Joseph let Judah go on, and heard all he had to say. He found his brethren humbled for their sins, mindful of himself, for Judah had mentioned him twice in his speech, respectful to their father, and very tender of their brother Benjamin. Now they were ripe for the comfort he designed, by making himself known. Joseph ordered all his attendants to withdraw. Thus Christ makes himself and his loving-kindness known to his people, out of the sight and hearing of the world. Joseph shed tears of tenderness and strong affection, and with these threw off that austerity with which he had hitherto behaved toward his brethren. This represents the Divine compassion toward returning penitents. "I am Joseph, your brother." This would humble them yet more for their sin in selling him, but would encourage them to hope for kind treatment. Thus, when Christ would convince Paul, he said, I am Jesus; and when he would comfort his disciples, he said, It is I, be not afraid. When Christ manifests himself to his people, he encourages them to draw near to him with a true heart. Joseph does so, and shows them, that whatever they thought to do against him, God had brought good out of it. Sinners must grieve and be angry with themselves for their sins, though God brings good out of it, for that is no thanks to them. The agreement between all this, and the case of a sinner, on Christ's manifesting himself to his soul, is very striking. He does not, on this account, think sin a less, but a greater evil; and yet he is so armed against despair, as even to rejoice in what God hath wrought, while he trembles in thinking of the dangers and destruction from which he has escaped. Joseph promises to take care of his father and all the family. It is the duty of children, if the necessity of their parents at any time require it, to support and supply them to the utmost of their ability; this is showing piety at home, 1 Timothy 5:4. After Joseph had embraced Benjamin, he caressed them all, and then his brethren talked with him freely of all the affairs of their father's house. After the tokens of true reconciliation with the Lord Jesus, sweet communion with him follows.

Commentary on Genesis 45:16-24

(Read Genesis 45:16-24)

Pharaoh was kind to Joseph, and to his relations for his sake. Egypt would make up the losses of their removal. Thus those for whom Christ intends his heavenly glory, ought not to regard the things of this world. The best of its enjoyments are but lumber; we cannot make sure of them while here, much less can we carry them away with us. Let us not set our eyes or hearts upon the world; there are better things for us in that blessed land, whither Christ, our Joseph, is gone to prepare a place. Joseph dismissed his brethren with a seasonable caution, "See that ye fall not out by the way." He knew they were too apt to be quarrelsome; and having forgiven them all, he lays this charge upon them, not to upbraid one another. This command our Lord Jesus has given to us, that we love one another, and that whatever happens, or has happened, we fall not out. For we are brethren, we have all one Father.
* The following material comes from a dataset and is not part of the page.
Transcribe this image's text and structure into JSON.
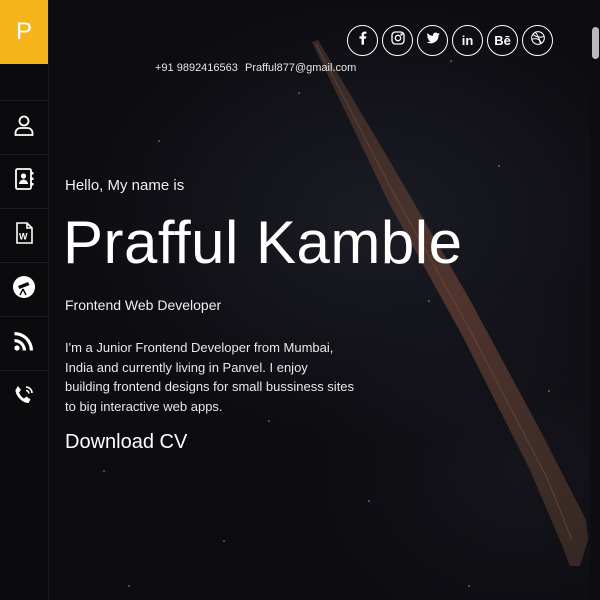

We are all guilty, and instead of quarrelling with one another, have reason to fall out with ourselves. We are, or hope to be, forgiven of God, whom we have all offended, and, therefore, should be ready to forgive one another. We are "by the way," a way through the land of Egypt, where we have many eyes upon us, that seek advantage against us; a way that leads to the heavenly Canaan, where we hope to be for ever in perfect peace.